The Guardian: “While Friday’s return is heavily symbolic, world leaders say they expect the US to prove its seriousness after four years of being mostly absent. They are especially keen to hear an announcement from Washington in the coming months on the US’s goal for cutting emissions of heat-trapping gases by 2030.”
Wall Street Journal: “A federal appeals court on Tuesday vacated the Trump administration’s rules that eased restrictions on greenhouse-gas emissions from power plants, potentially making it easier for the incoming Biden administration to reset the nation’s signature rules addressing climate change.”
Green That Life has 30 easy and effective New Year’s resolution ideas.
“President-elect Joe Biden is scheduled to publicly introduce his climate and energy team on Saturday, a history-making group that will be tasked with advancing his ambitious climate policy and strengthening safeguards against pollution,” Reuters reports.
“Biden has promised to make tackling climate change one of the pillars of his Democratic administration. But with a slim majority in the U.S. House of Representatives and control of the U.S. Senate still undecided, Biden and his new team may see little success in Congress and instead rely on rules from his regulatory agencies to enact sweeping change.”
President-elect Joe Biden will nominate Michael Regan, the secretary of the North Carolina department of environmental quality, to lead the Environmental Protection Agency, the Washington Post reports.
The Trump administration has relaxed a regulation restricting water flow from showerheads, a pet peeve of President Trump, who complained that he wanted more water to make his hair “perfect,” the AP reports.
“President-elect Joe Biden has tapped Gina McCarthy, who ran the Environmental Protection Agency under President Barack Obama and now leads a major advocacy group, to coordinate the new administration’s domestic climate agenda from a senior perch at the White House,” the Washington Post reports.
“Michael Regan, the top environmental regulator in North Carolina, has emerged as a leading candidate to head the Environmental Protection Agency,” Axios reports.
Wall Street Journal: “Environmental Protection Agency Administrator Andrew Wheeler has decided to retain current standards for soot pollution, saying those standards are sufficient despite research suggesting that tougher standards could save lives. The move retains standards on soot, or fine-particle pollution, adopted in 2012 that set limits at 12 micrograms per cubic meter of air.”
Politico: “He’s been a national figure since his days as a Vietnam vet protesting the war. He carried his party’s banner in 2004. And as secretary of State, he negotiated a major nuclear deal involving the world’s most powerful countries.”

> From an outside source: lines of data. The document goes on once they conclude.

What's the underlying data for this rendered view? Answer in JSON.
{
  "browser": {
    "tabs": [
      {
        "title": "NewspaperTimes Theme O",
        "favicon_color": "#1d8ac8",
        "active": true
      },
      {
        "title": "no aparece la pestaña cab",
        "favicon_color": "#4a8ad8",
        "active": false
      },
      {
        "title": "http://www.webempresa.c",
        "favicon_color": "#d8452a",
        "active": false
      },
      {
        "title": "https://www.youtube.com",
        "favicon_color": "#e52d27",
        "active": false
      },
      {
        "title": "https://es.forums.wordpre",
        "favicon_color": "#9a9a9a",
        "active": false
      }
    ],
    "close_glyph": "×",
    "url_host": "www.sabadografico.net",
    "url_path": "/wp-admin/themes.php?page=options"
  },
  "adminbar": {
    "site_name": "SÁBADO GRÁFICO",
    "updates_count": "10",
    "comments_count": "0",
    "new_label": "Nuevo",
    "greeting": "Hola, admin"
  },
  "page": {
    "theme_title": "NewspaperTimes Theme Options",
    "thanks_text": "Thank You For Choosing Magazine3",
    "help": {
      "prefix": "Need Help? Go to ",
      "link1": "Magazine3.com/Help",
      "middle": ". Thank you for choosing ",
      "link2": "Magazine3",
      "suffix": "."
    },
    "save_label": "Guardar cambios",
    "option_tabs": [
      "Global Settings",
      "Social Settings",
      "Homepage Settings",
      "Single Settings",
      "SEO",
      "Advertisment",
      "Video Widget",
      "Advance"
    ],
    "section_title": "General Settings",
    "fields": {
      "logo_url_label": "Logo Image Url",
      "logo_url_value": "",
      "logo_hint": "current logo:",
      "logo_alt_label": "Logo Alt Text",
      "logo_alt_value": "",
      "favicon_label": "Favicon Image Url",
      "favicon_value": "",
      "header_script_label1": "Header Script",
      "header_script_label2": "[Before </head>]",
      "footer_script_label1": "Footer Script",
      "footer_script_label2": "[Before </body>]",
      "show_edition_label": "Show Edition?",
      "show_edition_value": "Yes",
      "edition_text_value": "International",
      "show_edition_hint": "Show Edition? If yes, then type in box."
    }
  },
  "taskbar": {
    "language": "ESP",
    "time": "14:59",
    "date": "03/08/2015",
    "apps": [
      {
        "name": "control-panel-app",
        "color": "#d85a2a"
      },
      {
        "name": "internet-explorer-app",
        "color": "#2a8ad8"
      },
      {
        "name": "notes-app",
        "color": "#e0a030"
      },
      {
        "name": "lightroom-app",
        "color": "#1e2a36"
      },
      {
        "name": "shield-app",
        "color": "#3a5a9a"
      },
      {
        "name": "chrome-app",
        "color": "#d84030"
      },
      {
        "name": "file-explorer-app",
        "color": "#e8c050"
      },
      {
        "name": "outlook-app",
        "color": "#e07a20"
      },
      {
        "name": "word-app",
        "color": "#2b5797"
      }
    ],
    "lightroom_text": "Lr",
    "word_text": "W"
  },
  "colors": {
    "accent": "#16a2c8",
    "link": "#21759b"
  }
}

“Now John Kerry is reporting for duty as Joe Biden’s climate envoy, and the exact parameters of his new role remain undefined, raising concerns that he might create confusion and complicate the Biden administration’s diplomatic lines of effort.”
“The Trump administration is racing to sell oil drilling rights in the Arctic National Wildlife Refuge before Joe Biden takes office so the president-elect can’t revoke the contracts,” Bloomberg reports.
“The Interior Department announced Thursday it will hold the auction on Jan. 6 — an accelerated timetable meant to ensure the oil and gas leases are formally issued before Biden is sworn in Jan. 20. Biden has vowed to permanently protect the refuge, but formal leases are contracts with the federal government and are difficult to cancel.”
“The Biden administration will take over the executive branch on Jan. 20, but the new president won’t have a Democratic majority on an independent commission that holds significant sway over one of his top priorities, a cleaner electric grid, until after June 30,” Roll Call reports.
“That’s because the Senate this week approved by voice vote a bipartisan pair of Trump administration nominees to the Federal Energy Regulatory Commission — which oversees energy markets, the electric grid, natural gas pipelines and large power projects like wind farms — leaving it with a 3-2 Republican majority until June 30, when the term of Neil Chatterjee, a GOP commissioner, expires.”